death comes to lord rayleigh

Before his death, Lord Rayleigh decided that, though he was older than he had once been, he was presently in the very flower of his youth and he began to take an unctuous pleasure in every sensation: every touch and smell a revivifying assurance of his vitality. Hunger was a delight which spread across his broad lean abdomen and entranced his mind in exquisite fantasies about the food he might take to resolve it: food which he would eat slowly and in moderation — following certain principles of exclusion and inclusion as if they were written in Leviticus — with the precision of an English actor who believes that Shakespeare must be performed in a certain way (and this delusion of the actor is of the same kind as Lord Rayleigh’s deluded posture towards his appetite). When, after eating, it came time for the diarrhoea, what happiness he felt! The wetness was experienced in tandem with the dry warmth of the wool around his shoulders. The controlled urgency of the motions seemed to be essential evidence of his ongoing life: in the same way that one reassures oneself that one’s city is fine by checking that the trains are running, even though the city may have been invaded by foreign powers in the night and is now under occupation. As Lord Rayleigh sat in the damp aftermath, enjoying the air on his forehead after wiping away the sweat with a white towelette, he revelled in the hollow feeling below his diaphragm and swayed from side to side as small boats do when they come to a sudden stop and get caught up in their own wake. It was in this lightheaded state that he saw his reflection in the mirror and reached out with his eyes to caress his fuzzy black-white-pink complexion, feeling that he was looking on at a peach bursting with youth and about ready to be plucked from the tree.
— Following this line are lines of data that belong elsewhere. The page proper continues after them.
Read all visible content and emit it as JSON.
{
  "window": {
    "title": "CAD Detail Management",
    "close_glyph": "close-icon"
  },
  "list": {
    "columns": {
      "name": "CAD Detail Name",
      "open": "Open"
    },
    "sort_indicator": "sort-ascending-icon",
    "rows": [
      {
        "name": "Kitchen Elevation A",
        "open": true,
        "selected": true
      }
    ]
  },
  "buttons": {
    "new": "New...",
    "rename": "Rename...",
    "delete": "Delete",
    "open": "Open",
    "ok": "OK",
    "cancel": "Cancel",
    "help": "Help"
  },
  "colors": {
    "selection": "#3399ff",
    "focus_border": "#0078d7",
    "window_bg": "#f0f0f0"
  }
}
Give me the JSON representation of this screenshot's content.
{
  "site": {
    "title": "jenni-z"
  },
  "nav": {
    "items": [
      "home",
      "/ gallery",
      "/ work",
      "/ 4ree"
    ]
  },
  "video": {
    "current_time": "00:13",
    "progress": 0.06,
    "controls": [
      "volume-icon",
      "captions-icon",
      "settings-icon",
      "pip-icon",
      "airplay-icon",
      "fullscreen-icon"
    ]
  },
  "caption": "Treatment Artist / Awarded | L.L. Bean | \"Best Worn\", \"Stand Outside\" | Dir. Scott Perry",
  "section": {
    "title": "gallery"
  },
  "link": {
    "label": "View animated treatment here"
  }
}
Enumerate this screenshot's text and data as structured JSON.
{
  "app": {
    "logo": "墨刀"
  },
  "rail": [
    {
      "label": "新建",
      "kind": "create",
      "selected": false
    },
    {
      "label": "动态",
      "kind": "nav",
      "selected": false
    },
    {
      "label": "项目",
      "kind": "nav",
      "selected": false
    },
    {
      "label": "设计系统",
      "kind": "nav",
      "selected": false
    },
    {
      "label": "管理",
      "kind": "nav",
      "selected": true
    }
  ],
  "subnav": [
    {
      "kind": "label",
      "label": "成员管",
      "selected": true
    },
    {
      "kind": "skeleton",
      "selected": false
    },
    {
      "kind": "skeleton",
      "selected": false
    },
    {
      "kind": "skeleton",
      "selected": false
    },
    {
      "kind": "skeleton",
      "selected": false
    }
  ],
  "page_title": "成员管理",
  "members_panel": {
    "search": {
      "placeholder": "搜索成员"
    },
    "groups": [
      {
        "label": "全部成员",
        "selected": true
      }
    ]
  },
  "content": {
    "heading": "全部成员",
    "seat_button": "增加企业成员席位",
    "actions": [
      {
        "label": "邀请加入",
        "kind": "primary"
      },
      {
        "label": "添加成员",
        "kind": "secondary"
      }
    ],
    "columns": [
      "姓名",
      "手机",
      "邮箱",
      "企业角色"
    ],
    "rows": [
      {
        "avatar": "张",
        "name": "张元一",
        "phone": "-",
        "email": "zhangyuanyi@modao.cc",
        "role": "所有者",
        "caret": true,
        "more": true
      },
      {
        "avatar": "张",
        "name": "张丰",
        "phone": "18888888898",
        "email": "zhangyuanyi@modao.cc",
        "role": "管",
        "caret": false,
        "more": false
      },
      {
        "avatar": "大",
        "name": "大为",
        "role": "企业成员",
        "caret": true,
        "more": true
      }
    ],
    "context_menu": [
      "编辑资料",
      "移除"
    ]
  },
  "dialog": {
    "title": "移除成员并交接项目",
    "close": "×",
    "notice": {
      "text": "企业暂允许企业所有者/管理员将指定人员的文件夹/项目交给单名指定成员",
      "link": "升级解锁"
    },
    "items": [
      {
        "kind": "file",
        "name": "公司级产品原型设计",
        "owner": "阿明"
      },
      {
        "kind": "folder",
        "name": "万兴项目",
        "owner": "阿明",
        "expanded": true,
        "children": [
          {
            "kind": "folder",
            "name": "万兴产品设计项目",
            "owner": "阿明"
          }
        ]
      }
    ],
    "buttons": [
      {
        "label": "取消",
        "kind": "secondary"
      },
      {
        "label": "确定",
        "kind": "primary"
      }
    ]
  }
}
And it was thus in recollections of his father’s peach tree that Lord Rayleigh’s wake overtook him, crested his bow, and caused the fatal sinking that was reported the following morning as “a great loss.”